All foliage colors have peaked across much of the interior sections of New York and New England, but this weekend will offer plenty of dazzling color farther south. This barn and wooded hillside scene was photographed 4 miles west of State College, Pennsylvania, this week.
A storm strengthening off the Middle Atlantic coast will cause episodes of rain and cool gusty winds from Maryland to Maine. The heaviest rain today is focused on the Washington, D.C., to New York City area. Later tonight and tomorrow, the heaviest rain and strongest winds (gusts of 30-40 mph) should spread northeastward across New England. As the storm slowly departs, the weather will improve from southwest to northeast. This map shows the circulation around the storm as of 9 a.m. ET.
The reason for this is a growing and then stalling storm aloft. This map shows the predicted circulation around the storm on Wednesday evening, showing how the moisture could keep going round and round until the storm leaves.
This mornng, showers were moving across the lower Great Lakes region. A band of thunderstorms developed near Chicago before 6:30 a.m. CT and reached the southwest Michigan shoreline an hour later (8:30 a.m. ET). The following maps show the shower zone and Chicago area lightning.
The tropics have been more active recently. This map shows various entities that area being tracked and analyzed. Hurricane Gonzalo stands out clearly.
A couple of days ago, the storm entering the East had a stronger circulation than it does now. Here is the pressure analysis from earlier this morning. Several minor disturbance can be seen, and trough lines representing those have been sketched on the map. Note that there is little difference in temperature from western Pennsylvania to Wisconsin.
The rain band is only 100-200 miles wide, but it is moving slowly. This map shows its location at 10 a.m. today. Once the main rain band passes, it won't be quite as warm as it was when the rain started. However, by mid-October standard, it will still be mild.
On some days, there are so many "little things" that it is difficult to identify the players. Today, we see two systems dominating: the low pressure area on the left (west) and the high pressure area to the right (east). The cold front associated with the low pressure area is helping to support bands of rain.

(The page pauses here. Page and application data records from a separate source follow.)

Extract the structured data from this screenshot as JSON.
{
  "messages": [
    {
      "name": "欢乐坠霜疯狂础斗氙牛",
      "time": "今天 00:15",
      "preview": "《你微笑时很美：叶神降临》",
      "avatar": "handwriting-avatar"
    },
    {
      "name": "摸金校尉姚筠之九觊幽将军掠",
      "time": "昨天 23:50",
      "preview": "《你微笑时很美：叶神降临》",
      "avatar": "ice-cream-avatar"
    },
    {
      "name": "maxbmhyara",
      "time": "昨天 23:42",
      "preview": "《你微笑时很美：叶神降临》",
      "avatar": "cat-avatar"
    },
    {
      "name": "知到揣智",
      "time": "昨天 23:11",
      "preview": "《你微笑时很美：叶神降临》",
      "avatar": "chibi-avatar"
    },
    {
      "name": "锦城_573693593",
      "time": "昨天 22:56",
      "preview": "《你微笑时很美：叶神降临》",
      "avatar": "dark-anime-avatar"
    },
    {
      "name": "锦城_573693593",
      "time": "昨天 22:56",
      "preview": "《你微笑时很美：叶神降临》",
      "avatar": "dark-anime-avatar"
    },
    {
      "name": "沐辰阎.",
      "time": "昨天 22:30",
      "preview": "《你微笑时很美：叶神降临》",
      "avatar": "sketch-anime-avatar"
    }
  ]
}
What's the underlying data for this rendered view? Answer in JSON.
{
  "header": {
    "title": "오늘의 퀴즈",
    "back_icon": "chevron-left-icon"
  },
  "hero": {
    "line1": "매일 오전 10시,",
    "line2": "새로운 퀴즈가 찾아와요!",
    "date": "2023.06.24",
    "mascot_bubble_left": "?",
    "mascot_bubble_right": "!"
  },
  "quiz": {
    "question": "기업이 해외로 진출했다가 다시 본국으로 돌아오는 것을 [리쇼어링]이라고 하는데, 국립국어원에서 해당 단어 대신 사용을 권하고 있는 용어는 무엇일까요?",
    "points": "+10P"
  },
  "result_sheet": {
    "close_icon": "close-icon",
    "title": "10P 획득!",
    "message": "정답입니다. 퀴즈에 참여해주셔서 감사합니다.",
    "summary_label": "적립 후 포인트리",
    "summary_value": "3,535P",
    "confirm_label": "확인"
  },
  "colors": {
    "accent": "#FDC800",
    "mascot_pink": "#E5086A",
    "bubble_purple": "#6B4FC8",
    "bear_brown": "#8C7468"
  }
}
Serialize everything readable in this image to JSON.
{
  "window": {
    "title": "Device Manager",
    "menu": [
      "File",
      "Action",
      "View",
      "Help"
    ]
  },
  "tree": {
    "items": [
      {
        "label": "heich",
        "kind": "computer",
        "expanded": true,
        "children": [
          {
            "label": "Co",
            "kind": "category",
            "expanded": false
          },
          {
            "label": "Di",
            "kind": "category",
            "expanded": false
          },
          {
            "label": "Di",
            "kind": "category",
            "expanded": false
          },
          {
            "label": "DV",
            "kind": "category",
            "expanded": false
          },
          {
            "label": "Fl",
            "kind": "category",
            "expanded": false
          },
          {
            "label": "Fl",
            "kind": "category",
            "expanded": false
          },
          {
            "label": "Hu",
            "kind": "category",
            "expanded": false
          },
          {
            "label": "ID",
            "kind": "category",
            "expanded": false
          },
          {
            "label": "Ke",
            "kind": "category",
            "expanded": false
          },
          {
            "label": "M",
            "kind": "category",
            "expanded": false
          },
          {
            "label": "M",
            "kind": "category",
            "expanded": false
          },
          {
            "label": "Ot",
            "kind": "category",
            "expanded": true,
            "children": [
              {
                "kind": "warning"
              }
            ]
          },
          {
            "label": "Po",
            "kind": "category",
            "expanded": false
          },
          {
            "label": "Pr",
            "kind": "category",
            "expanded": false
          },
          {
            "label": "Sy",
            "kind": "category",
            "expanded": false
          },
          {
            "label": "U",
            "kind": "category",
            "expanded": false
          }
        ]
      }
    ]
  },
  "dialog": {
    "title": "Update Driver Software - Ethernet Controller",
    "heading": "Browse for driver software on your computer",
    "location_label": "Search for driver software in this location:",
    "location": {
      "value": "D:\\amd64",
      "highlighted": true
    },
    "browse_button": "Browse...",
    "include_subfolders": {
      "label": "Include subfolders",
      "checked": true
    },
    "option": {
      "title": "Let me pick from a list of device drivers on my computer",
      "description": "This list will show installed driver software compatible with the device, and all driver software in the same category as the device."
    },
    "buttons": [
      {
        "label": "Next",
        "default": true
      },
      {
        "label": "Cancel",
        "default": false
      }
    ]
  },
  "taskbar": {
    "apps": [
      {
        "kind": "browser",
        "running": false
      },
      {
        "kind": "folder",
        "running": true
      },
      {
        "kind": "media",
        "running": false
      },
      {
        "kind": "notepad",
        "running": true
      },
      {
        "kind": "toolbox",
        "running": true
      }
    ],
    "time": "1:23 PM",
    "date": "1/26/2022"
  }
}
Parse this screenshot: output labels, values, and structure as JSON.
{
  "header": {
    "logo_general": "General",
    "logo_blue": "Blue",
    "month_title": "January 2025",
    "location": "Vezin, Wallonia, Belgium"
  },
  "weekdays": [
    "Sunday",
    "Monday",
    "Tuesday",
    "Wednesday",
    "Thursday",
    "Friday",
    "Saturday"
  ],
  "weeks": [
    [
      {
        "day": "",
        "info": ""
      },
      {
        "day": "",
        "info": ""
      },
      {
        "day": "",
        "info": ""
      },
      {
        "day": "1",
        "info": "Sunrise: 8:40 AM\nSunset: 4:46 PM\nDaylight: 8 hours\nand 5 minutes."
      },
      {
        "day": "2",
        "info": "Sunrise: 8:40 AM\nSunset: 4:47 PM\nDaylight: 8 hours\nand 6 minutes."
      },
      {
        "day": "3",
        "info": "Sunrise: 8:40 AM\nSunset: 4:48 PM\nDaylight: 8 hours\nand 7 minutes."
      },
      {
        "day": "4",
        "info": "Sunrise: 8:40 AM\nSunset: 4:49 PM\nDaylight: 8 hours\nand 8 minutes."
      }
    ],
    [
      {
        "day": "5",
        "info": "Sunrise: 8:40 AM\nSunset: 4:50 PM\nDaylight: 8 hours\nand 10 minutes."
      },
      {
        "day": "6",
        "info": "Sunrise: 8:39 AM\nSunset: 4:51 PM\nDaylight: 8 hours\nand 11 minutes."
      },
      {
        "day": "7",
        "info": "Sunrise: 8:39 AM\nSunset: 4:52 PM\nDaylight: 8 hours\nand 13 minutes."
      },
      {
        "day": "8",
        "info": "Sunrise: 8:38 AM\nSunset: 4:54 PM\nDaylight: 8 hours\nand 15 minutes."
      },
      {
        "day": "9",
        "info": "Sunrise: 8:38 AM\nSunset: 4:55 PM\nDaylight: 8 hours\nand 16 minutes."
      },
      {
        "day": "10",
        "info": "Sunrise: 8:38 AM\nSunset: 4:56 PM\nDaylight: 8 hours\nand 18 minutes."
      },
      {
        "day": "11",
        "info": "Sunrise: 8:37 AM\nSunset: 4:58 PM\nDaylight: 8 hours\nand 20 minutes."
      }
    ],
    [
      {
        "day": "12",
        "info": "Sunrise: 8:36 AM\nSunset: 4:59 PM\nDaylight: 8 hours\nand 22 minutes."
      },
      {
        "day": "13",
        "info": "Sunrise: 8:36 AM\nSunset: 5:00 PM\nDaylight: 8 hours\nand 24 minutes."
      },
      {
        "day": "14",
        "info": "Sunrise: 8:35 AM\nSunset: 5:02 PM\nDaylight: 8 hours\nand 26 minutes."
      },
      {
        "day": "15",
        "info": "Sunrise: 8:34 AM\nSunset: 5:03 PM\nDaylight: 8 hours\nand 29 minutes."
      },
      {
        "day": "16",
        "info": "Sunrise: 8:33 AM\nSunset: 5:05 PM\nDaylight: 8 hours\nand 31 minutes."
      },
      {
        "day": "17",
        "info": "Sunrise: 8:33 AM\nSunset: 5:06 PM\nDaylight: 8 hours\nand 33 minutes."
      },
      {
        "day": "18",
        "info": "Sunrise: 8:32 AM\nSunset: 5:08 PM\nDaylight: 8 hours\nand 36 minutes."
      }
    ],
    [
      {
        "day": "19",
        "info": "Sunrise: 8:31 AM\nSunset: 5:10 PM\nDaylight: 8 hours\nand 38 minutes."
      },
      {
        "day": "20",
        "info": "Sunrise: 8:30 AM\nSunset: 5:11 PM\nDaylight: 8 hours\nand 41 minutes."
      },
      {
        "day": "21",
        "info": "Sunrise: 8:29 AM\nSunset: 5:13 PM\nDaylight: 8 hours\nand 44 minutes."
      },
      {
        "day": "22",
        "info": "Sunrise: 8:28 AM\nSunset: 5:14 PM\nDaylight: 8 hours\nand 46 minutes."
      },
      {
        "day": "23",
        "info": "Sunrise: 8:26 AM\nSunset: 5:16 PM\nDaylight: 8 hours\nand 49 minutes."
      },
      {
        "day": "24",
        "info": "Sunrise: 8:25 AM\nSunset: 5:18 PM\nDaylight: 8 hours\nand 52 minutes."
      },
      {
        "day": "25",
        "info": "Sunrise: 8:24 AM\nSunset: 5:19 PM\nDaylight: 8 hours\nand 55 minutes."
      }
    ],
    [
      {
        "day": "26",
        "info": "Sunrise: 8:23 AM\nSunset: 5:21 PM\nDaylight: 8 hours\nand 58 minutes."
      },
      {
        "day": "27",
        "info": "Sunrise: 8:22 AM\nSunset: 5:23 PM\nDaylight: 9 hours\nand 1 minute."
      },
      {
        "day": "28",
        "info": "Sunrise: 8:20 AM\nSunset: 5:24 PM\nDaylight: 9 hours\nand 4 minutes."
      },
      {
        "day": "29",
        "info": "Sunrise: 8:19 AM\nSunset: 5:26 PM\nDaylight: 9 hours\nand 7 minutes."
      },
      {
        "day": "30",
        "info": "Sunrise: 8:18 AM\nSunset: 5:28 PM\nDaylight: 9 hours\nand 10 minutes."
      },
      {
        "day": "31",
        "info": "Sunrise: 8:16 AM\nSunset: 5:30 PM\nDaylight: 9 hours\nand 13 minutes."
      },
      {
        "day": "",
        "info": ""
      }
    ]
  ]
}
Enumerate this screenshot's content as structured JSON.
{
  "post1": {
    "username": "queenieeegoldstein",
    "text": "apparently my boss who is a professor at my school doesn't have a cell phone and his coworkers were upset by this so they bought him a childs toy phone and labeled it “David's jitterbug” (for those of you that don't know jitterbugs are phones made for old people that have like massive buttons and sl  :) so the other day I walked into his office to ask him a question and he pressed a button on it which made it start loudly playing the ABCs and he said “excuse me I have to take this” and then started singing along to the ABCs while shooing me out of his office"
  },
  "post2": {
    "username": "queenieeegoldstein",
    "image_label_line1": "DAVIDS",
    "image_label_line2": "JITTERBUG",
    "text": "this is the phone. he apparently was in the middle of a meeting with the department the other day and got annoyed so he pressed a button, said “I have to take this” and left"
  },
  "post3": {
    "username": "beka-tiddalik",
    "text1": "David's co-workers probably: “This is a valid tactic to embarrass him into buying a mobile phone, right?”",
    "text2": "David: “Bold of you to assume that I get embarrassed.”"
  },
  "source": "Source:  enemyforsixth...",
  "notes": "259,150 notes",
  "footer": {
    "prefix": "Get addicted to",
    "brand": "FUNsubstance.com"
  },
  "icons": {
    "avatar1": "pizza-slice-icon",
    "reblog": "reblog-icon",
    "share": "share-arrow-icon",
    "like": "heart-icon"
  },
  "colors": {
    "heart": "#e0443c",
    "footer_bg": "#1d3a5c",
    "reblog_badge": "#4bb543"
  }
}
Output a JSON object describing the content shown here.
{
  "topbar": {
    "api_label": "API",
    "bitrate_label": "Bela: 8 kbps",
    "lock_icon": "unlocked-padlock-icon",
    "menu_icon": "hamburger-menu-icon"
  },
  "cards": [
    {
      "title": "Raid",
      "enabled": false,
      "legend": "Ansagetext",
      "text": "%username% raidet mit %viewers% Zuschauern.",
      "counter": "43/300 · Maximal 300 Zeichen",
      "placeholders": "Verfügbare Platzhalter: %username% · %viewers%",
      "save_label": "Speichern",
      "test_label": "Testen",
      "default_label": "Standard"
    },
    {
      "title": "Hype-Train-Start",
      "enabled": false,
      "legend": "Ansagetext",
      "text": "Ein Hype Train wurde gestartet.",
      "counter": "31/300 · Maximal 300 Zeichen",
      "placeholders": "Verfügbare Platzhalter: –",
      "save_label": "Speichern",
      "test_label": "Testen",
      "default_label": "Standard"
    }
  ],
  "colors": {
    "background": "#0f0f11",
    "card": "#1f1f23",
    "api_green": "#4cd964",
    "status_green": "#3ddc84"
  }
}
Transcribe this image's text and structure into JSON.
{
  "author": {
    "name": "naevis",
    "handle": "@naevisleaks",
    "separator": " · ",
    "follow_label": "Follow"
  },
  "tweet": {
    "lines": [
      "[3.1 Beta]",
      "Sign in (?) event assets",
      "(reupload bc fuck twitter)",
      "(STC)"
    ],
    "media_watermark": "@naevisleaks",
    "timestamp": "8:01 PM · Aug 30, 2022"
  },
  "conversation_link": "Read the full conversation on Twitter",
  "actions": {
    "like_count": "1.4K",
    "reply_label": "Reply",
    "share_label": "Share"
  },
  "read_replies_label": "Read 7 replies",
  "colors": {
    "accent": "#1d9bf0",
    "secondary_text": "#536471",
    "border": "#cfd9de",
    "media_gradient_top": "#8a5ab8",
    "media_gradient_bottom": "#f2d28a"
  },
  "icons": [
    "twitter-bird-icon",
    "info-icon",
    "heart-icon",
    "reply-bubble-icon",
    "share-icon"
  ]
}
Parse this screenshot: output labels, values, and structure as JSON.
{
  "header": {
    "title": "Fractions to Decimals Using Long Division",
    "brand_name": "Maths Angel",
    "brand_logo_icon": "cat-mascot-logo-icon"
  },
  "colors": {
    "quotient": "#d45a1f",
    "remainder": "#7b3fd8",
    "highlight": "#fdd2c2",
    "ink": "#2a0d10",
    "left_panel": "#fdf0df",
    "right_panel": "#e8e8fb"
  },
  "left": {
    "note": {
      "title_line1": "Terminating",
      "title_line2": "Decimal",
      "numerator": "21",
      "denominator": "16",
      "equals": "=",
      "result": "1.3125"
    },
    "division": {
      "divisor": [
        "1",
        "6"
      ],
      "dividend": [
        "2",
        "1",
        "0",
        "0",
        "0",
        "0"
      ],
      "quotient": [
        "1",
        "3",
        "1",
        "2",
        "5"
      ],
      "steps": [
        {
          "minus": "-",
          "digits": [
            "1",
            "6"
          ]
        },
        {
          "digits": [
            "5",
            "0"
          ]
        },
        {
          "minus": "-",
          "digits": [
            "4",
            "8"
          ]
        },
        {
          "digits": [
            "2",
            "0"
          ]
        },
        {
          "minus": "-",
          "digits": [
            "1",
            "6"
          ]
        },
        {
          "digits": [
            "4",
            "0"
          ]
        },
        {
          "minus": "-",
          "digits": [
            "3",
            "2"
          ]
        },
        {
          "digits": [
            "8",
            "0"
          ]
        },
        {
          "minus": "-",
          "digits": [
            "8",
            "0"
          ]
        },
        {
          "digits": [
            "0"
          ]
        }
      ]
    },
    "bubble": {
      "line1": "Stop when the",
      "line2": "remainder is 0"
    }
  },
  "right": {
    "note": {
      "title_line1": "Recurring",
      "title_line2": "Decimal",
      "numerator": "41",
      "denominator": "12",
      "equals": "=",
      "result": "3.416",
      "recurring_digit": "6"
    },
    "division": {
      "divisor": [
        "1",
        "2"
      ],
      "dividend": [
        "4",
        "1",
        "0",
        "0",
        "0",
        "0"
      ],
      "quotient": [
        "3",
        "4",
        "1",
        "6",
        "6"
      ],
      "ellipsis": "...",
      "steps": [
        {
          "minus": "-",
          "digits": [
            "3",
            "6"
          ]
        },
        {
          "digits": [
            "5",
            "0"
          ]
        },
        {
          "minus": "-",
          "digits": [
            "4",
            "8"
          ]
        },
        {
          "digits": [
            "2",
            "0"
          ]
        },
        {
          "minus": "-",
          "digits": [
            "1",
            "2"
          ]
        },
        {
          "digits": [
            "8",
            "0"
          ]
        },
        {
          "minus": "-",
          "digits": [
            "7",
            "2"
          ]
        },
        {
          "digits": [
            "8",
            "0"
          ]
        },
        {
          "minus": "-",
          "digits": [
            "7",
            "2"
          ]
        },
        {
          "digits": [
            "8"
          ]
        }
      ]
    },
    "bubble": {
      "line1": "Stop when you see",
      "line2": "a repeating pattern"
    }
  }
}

One branch of the flow will go from Oregon and northern California eastward to the Plains, then it will go around the south side of the storm we have been talking about. A second branch of the flow will run from British Columbia northeastward to northern Hudson Bay. Cold air will be north of that current...which means it won't be anywhere near the eastern U.S. later this week.
It seems late in the season for tropical storm activity, but remember Sandy came late in October two years ago, causing heavy snow in the West Virginia and western Maryland mountains and disastrous effects from New Jersey to southern New England.